The Labour Party has taken a big step towards full support for remaining in the racist, neoliberal European Union.
High profile Labour politicians close to leader Jeremy Corbyn spoke at the People’s Vote campaign march on Saturday—really a march for Remain.
Shadow foreign secretary Emily Thornberry told the crowd, “Labour is a Remain Party.”
It flew in the face of a decision by ordinary Labour members at their party conference just last month to reject campaigning for Remain.
Other speakers even closer to Corbyn—shadow chancellor John McDonnell and shadow home secretary Diane Abbott—were more careful.
But they also edged Labour closer to backing Remain.
McDonnell said Labour would respect another vote to Leave but that “we believe that our future best lies within the European Union itself”. Abbott simply said, “I am a Remainer.”
A big shift is underway to push Labour towards backing Remain in any future referendum.
In addition, there is an attempt to say Labour should back a referendum on any Brexit deal—not just on a “credible leave option,” as Labour’s conference policy says.
That was confirmed by shadow Brexit secretary Keir Starmer.
In practice it means Labour could back any move to have a second referendum—in which Starmer says Labour should back Remain—before a general election.
Some Labour politicians opposed the shift—though Corbyn stayed silent.
Party chair Ian Lavery MP tweeted that Labour “is NOT a Remain Party, it’s NOT a Leave Party.
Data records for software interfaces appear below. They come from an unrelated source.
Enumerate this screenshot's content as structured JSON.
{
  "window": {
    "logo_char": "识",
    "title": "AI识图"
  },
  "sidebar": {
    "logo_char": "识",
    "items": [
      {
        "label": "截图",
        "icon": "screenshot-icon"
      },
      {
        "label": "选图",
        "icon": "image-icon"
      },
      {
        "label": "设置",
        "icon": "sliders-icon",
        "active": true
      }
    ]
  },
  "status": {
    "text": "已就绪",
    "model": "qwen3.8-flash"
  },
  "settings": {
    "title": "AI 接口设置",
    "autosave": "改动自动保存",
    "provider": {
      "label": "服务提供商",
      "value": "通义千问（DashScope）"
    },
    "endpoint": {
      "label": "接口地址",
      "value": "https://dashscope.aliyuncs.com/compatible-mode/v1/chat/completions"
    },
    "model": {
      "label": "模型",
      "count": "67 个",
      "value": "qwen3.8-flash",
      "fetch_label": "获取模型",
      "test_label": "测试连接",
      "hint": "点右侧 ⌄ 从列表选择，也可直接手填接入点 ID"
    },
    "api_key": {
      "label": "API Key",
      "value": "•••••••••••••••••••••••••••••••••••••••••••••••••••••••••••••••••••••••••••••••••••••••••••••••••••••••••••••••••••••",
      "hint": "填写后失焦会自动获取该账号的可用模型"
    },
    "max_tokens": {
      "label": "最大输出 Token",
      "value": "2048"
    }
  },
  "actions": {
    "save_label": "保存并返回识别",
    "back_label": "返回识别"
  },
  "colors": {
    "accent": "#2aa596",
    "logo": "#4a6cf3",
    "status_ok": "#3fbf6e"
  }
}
It’s a SOCIALIST Party.”
Others highlighted a mass rally for Corbyn in Liverpool as proof that Labour can win an election.
Yet simply holding rallies of Labour activists while Labour’s top politicians faff around with the right wing Remain campaign isn’t a good enough alternative.
The rallies need to be much more like the ones during the 2017 general election—widely advertised to draw in much broader numbers of people, not just Labour activists.
Crucially they need to be part of an election campaign that puts action over austerity, the climate crisis and racism—not Brexit—at its centre.